* SOURCE DATA:
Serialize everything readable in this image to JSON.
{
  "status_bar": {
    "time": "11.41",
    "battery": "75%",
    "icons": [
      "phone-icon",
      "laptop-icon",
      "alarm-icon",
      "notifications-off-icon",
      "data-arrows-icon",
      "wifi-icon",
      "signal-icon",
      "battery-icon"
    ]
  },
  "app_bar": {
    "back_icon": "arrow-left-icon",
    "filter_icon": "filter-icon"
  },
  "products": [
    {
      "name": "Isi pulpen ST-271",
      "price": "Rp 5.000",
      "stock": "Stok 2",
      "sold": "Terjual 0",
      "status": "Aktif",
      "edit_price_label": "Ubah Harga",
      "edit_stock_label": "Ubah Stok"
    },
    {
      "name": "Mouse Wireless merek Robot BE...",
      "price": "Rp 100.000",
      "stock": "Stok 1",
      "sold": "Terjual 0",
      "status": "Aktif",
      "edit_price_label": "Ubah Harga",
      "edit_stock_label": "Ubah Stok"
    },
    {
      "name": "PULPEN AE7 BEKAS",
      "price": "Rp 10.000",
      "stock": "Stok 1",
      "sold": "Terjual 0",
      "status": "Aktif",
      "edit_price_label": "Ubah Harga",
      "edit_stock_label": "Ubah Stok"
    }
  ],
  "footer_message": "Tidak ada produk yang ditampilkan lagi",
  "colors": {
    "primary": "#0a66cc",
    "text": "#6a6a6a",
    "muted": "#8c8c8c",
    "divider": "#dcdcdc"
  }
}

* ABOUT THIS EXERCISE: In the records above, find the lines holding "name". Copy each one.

* OUTPUT OF THE TASK:
      "name": "Isi pulpen ST-271",
      "name": "Mouse Wireless merek Robot BE...",
      "name": "PULPEN AE7 BEKAS",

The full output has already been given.